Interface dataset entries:
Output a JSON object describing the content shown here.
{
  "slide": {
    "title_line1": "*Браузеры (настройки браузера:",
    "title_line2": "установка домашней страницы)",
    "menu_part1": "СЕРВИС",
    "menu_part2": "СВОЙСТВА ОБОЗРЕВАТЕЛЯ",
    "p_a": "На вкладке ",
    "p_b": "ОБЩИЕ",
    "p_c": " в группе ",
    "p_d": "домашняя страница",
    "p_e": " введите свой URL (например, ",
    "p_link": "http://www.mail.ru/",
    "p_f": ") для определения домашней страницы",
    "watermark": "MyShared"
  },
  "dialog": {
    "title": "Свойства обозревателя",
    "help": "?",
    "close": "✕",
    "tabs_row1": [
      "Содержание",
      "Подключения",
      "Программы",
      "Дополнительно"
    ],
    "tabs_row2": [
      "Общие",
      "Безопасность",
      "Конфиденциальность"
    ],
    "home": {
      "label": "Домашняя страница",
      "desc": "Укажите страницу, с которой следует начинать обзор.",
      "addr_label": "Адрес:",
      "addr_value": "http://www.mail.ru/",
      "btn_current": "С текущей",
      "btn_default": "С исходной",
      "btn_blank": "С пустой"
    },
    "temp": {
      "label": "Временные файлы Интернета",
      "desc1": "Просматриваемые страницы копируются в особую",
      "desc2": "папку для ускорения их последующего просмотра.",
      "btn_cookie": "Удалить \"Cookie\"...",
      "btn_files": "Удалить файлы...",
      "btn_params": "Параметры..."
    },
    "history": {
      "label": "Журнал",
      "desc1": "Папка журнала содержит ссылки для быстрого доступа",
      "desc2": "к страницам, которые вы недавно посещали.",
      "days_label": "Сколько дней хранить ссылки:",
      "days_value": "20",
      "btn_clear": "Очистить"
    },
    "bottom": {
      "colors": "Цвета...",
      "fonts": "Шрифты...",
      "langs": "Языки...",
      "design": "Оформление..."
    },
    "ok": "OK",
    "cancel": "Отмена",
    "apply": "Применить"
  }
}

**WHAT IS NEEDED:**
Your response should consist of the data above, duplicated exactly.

**EXERCISE RESULT:**
Output a JSON object describing the content shown here.
{
  "slide": {
    "title_line1": "*Браузеры (настройки браузера:",
    "title_line2": "установка домашней страницы)",
    "menu_part1": "СЕРВИС",
    "menu_part2": "СВОЙСТВА ОБОЗРЕВАТЕЛЯ",
    "p_a": "На вкладке ",
    "p_b": "ОБЩИЕ",
    "p_c": " в группе ",
    "p_d": "домашняя страница",
    "p_e": " введите свой URL (например, ",
    "p_link": "http://www.mail.ru/",
    "p_f": ") для определения домашней страницы",
    "watermark": "MyShared"
  },
  "dialog": {
    "title": "Свойства обозревателя",
    "help": "?",
    "close": "✕",
    "tabs_row1": [
      "Содержание",
      "Подключения",
      "Программы",
      "Дополнительно"
    ],
    "tabs_row2": [
      "Общие",
      "Безопасность",
      "Конфиденциальность"
    ],
    "home": {
      "label": "Домашняя страница",
      "desc": "Укажите страницу, с которой следует начинать обзор.",
      "addr_label": "Адрес:",
      "addr_value": "http://www.mail.ru/",
      "btn_current": "С текущей",
      "btn_default": "С исходной",
      "btn_blank": "С пустой"
    },
    "temp": {
      "label": "Временные файлы Интернета",
      "desc1": "Просматриваемые страницы копируются в особую",
      "desc2": "папку для ускорения их последующего просмотра.",
      "btn_cookie": "Удалить \"Cookie\"...",
      "btn_files": "Удалить файлы...",
      "btn_params": "Параметры..."
    },
    "history": {
      "label": "Журнал",
      "desc1": "Папка журнала содержит ссылки для быстрого доступа",
      "desc2": "к страницам, которые вы недавно посещали.",
      "days_label": "Сколько дней хранить ссылки:",
      "days_value": "20",
      "btn_clear": "Очистить"
    },
    "bottom": {
      "colors": "Цвета...",
      "fonts": "Шрифты...",
      "langs": "Языки...",
      "design": "Оформление..."
    },
    "ok": "OK",
    "cancel": "Отмена",
    "apply": "Применить"
  }
}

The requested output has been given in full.